Jones is as dangerous as any punt-catcher this side of Chicago’s Devin Hester, with two return touchdowns this season. Bobby Wade is the lead kick-returner, averaging 23.8 yards per attempt… but don’t be surprised if Pacman shows up back there, too; his 70-yard KR paved the way for the Tennessee offense’s only scoring drive against Jacksonville.
The coverage teams are above average: they haven’t given up a kickoff return longer than 47 yards or a punt runback over 25.
The similarities are eerie: two young teams with quarterbacks just beginning to find their way in this league – but who look like they might both end up being pretty damn good – and two defenses making big plays to counteract the large chunks of yardage they’ve given up this season. The difference might be Buffalo’s pass defense, which has allowed fewer than 200 yards in each of the last four games, with seven sacks and four interceptions in the last two. Nate Clements can go one-on-one with a nicked-up Bennett, and nobody else in the Titan receiving corps frightens me. That should leave Perry Fewell plenty of options to gameplan against the running ability of Henry and Young, as long as the players actually make the tackle once they get there…

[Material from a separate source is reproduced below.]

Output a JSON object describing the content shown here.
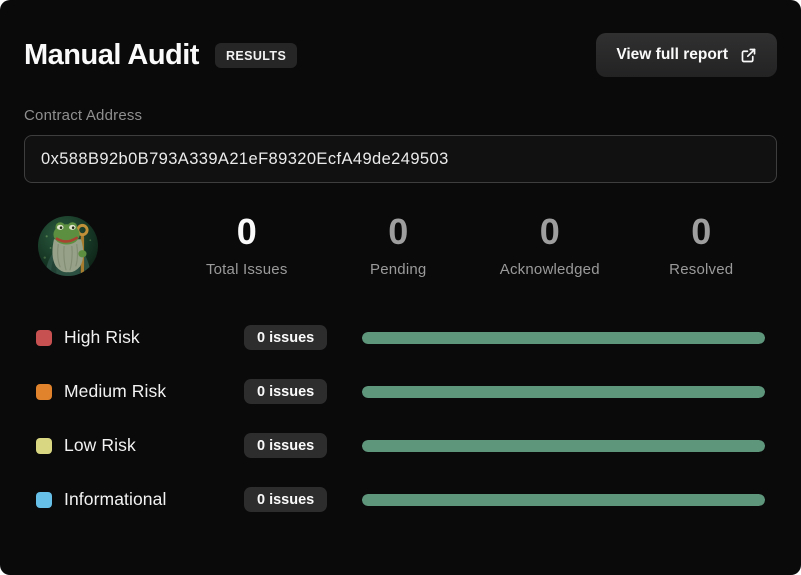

One more thing: the current forecast calls for WNW wind at 16mph. Vince Young, meet the Hawk:
Paul Zimmerman in this week’s Sports Illustrated said:
Dr. Z’s Power Rankings
Should make for an exciting game to watch; too bad only about 45,000 people in Western New York will get that chance. The oddsmakers have installed Buffalo as a five-point favorite; the Bills should win, but only if they keep Tennessee’s defense/special teams out of the end zone.
For those of you making the trip in for the game, see you in Lot 1. Everyone else, have a Merry Christmas…and Go Bills!
NFL.com: injury report / Titans depth chart / Titans team stats / Bills depth chart / Bills team stats
Official team websites: BuffaloBills.com / TitansOnline.net